This quarter we are excited to feature
Herb B. Kuhn
President & CEO of Missouri Hospital Association

What benefits and impacts do you see in the next couple of years from health information exchanges (HIE’s)?
Coordinated care is better care. When health care providers have access to a patient’s up–to-date medical record and health information, they can make better, more informed decisions about appropriate care. HIE’s also help drive change in establishing patient risk. The Missouri Hospital Association (MHA) is working with MHC to build a near real-time alerting system to help providers understand patient status.

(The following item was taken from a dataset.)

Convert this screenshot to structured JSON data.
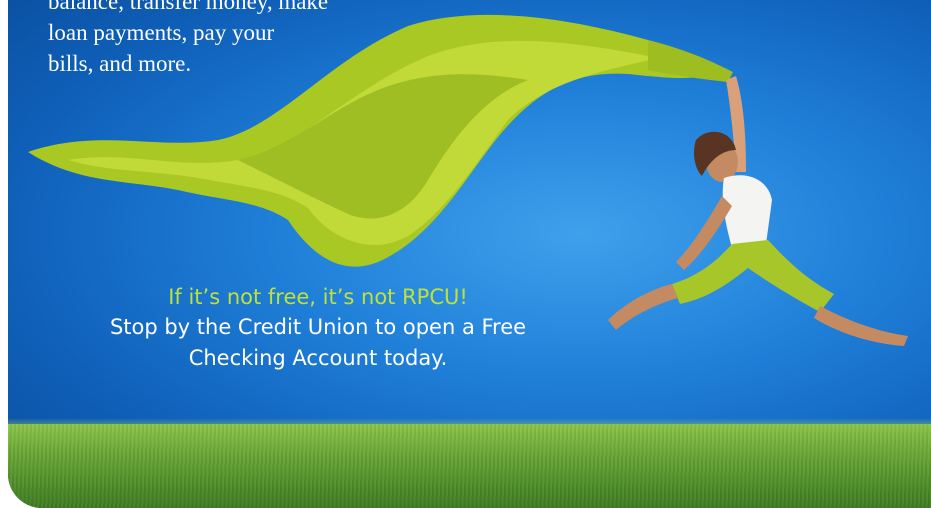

By alerting hospitals and health professionals when a patient is admitted, discharged or transferred, the patient’s entire health service delivery team can work collaboratively to improve outcomes.
Continuity of care will help reduce health care costs, improve patient outcomes and increase the value of quality efforts.
In the last 10 years health information technology has made gigantic leaps forward, what has this meant to your business?
Technology has significant potential to transform health care. It can extend the reach of providers, inform decision-making from the bedside to the boardroom, and help deliver on the aspirations of the Triple Aim — better care, better health and lower costs.

MHA is working to harness the power of “big data” to support health care decision-making at the patient, organization and system level. For more than three decades, the Hospital Industry Data Institute (HIDI), the association’s data company, has been the backbone of MHA’s data collection and reporting system. Currently, HIDI provides data collection to support a suite of business intelligence and analytic tools for more than 1,500 hospitals in 11 states. Better data support better care — a win for all stakeholders.
One of the biggest challenges remains the ability of all participants in the system to access the value of technology. HIEs are essential to building better access to data. However, significant disparities exist within the provider community — in health information technology infrastructure, access to bandwidth and IT staffing — that can prevent optimization of technology. Technology now allows rapid data exchange and near real-time access to health information. The system to maximize the value of these advances is moving more slowly and less evenly.
Patients sometimes seem to be an afterthought in health care, what can be done to make them the centerpiece of health care?
Patient-centered care is central to improving care. Technology must serve the goal of improving care quality, patient experience and overall health care system value. The best investments in technology are the ones that serve to better connect the patient and provider, leading to better care decisions. At the most basic level, access to a patient’s medical records can improve delivery of care. However, patient-focused technology, including risk-based predictive modeling, can assist providers in understanding the interventions in the care environment and post-discharge that lead to higher quality care. Understanding that health happens in the places we learn, live, play and work — and not the environment of care — is essential to improving individual and community health. This paradigm shift improves patient outcomes while returning value back to the health care system.  It can’t happen without interconnected health data technologies serving as a backbone